Although Oregon's Bob Packwood has become something of a hero of the tax-reform effort this year, he is no hero with the business community, which estimates its tab for tax reform at about $120 billion a year. In a Democratic Senate, Packwood would give way to Lloyd Bentsen of Texas, a self-made millionaire known to lend a sympathetic ear to business interests.

Actually, it would be international trade issues, not tax issues, that would probably occupy center stage, with Democrats pushing for a major trade bill to close an expected trade deficit of $175 billion and protect jobs. One senator recently lambasted free-trade Reaganites who "talk like Rambo but act like Bambi" on international trade. Bentsen is more restrained in his criticism, but he is hardly a protectionist zealot. If there is one Democrat who can broker a compromise between free-trading Republicans and job-sensitive Democrats, it is probably Bentsen.


Pete Domenici of New Mexico, the Republican chairman, has been saying for four years that no matter how many reductions are made in federal spending, new taxes will still be necessary to reduce a federal deficit reeling out of control. Lawton Chiles of Florida, the Democrat who would replace him, makes the point even more loudly. Chiles would probably force a confrontation on the issue with the President.

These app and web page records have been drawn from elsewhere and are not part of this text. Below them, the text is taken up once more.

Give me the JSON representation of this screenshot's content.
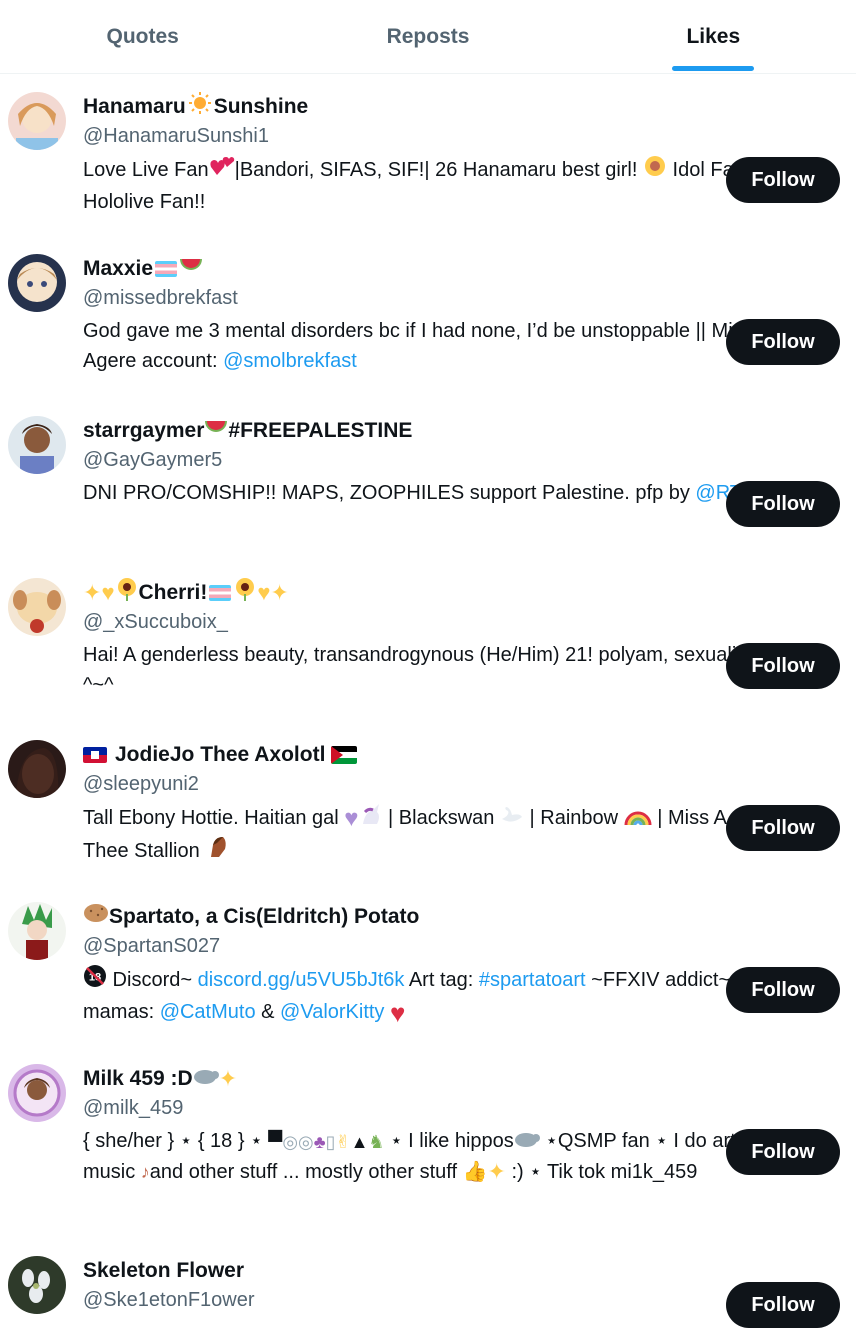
{
  "tabs": [
    {
      "label": "Quotes",
      "active": false
    },
    {
      "label": "Reposts",
      "active": false
    },
    {
      "label": "Likes",
      "active": true
    }
  ],
  "colors": {
    "accent": "#1d9bf0",
    "follow_bg": "#0f1419",
    "muted": "#536471"
  },
  "users": [
    {
      "name": "Hanamaru",
      "name_suffix": "Sunshine",
      "handle": "@HanamaruSunshi1",
      "follow_label": "Follow",
      "bio_1": "Love Live Fan",
      "bio_2": "|Bandori, SIFAS, SIF!| 26 Hanamaru best girl! ",
      "bio_3": " Idol Fan!| Hololive Fan!!"
    },
    {
      "name": "Maxxie",
      "handle": "@missedbrekfast",
      "follow_label": "Follow",
      "bio_1": "God gave me 3 mental disorders bc if I had none, I’d be unstoppable || Minor(17) || Agere account: ",
      "bio_link": "@smolbrekfast"
    },
    {
      "name": "starrgaymer",
      "name_suffix": " #FREEPALESTINE",
      "handle": "@GayGaymer5",
      "follow_label": "Follow",
      "bio_1": "DNI PRO/COMSHIP!! MAPS, ZOOPHILES support Palestine. pfp by ",
      "bio_link": "@RT_2756"
    },
    {
      "name": "Cherri!",
      "handle": "@_xSuccuboix_",
      "follow_label": "Follow",
      "bio_1": "Hai! A genderless beauty, transandrogynous (He/Him) 21! polyam, sexuality is vibes ^~^"
    },
    {
      "name": "JodieJo Thee Axolotl",
      "handle": "@sleepyuni2",
      "follow_label": "Follow",
      "bio_1": "Tall Ebony Hottie. Haitian gal ",
      "bio_2": " | Blackswan ",
      "bio_3": " | Rainbow ",
      "bio_4": " | Miss A ",
      "bio_5": "| Megan Thee Stallion "
    },
    {
      "name": "Spartato, a Cis(Eldritch) Potato",
      "handle": "@SpartanS027",
      "follow_label": "Follow",
      "bio_1": " Discord~ ",
      "bio_link_1": "discord.gg/u5VU5bJt6k",
      "bio_2": " Art tag: ",
      "bio_link_2": "#spartatoart",
      "bio_3": " ~FFXIV addict~ Model mamas: ",
      "bio_link_3": "@CatMuto",
      "bio_4": " & ",
      "bio_link_4": "@ValorKitty"
    },
    {
      "name": "Milk 459 :D ",
      "handle": "@milk_459",
      "follow_label": "Follow",
      "bio_1": "{ she/her } ⋆ { 18 } ⋆ ",
      "bio_2": " ⋆ I like hippos",
      "bio_3": " ⋆QSMP fan ⋆ I do art and music ",
      "bio_4": "and other stuff ... mostly other stuff ",
      "bio_5": " :) ⋆ Tik tok mi1k_459"
    },
    {
      "name": "Skeleton Flower",
      "handle": "@Ske1etonF1ower",
      "follow_label": "Follow"
    }
  ]
}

Take it all around, there's a lot on the line at the ballot box this month -- for the Democrats, for business, but most of all for President Reagan. While a lame-duck President usually gets very little from Congress during his last two years in office, a lame-duck President facing a Congress in the hands of the other party gets even less. At a time like that, Presidents often do what Presidents can: make speeches for the history books and concentrate on foreign policy.